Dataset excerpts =

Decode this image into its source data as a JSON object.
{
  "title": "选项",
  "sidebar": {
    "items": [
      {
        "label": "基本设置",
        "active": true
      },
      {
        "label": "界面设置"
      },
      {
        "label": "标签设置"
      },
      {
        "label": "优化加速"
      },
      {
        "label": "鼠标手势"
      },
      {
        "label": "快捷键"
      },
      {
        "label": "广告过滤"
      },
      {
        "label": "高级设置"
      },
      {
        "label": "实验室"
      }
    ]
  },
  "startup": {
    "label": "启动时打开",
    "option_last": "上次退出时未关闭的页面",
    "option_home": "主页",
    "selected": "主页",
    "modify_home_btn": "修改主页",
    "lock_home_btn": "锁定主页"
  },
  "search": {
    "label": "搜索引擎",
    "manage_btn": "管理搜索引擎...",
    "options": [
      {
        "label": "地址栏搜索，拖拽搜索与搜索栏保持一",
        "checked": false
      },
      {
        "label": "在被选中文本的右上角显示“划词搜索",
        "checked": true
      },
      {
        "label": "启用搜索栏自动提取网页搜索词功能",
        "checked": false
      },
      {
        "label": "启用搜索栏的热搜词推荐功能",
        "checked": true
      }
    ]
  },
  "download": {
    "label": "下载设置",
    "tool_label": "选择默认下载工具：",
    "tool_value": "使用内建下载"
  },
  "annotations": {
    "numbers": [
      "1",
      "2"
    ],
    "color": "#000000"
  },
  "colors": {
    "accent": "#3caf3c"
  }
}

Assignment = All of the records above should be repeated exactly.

Written solution =
Decode this image into its source data as a JSON object.
{
  "title": "选项",
  "sidebar": {
    "items": [
      {
        "label": "基本设置",
        "active": true
      },
      {
        "label": "界面设置"
      },
      {
        "label": "标签设置"
      },
      {
        "label": "优化加速"
      },
      {
        "label": "鼠标手势"
      },
      {
        "label": "快捷键"
      },
      {
        "label": "广告过滤"
      },
      {
        "label": "高级设置"
      },
      {
        "label": "实验室"
      }
    ]
  },
  "startup": {
    "label": "启动时打开",
    "option_last": "上次退出时未关闭的页面",
    "option_home": "主页",
    "selected": "主页",
    "modify_home_btn": "修改主页",
    "lock_home_btn": "锁定主页"
  },
  "search": {
    "label": "搜索引擎",
    "manage_btn": "管理搜索引擎...",
    "options": [
      {
        "label": "地址栏搜索，拖拽搜索与搜索栏保持一",
        "checked": false
      },
      {
        "label": "在被选中文本的右上角显示“划词搜索",
        "checked": true
      },
      {
        "label": "启用搜索栏自动提取网页搜索词功能",
        "checked": false
      },
      {
        "label": "启用搜索栏的热搜词推荐功能",
        "checked": true
      }
    ]
  },
  "download": {
    "label": "下载设置",
    "tool_label": "选择默认下载工具：",
    "tool_value": "使用内建下载"
  },
  "annotations": {
    "numbers": [
      "1",
      "2"
    ],
    "color": "#000000"
  },
  "colors": {
    "accent": "#3caf3c"
  }
}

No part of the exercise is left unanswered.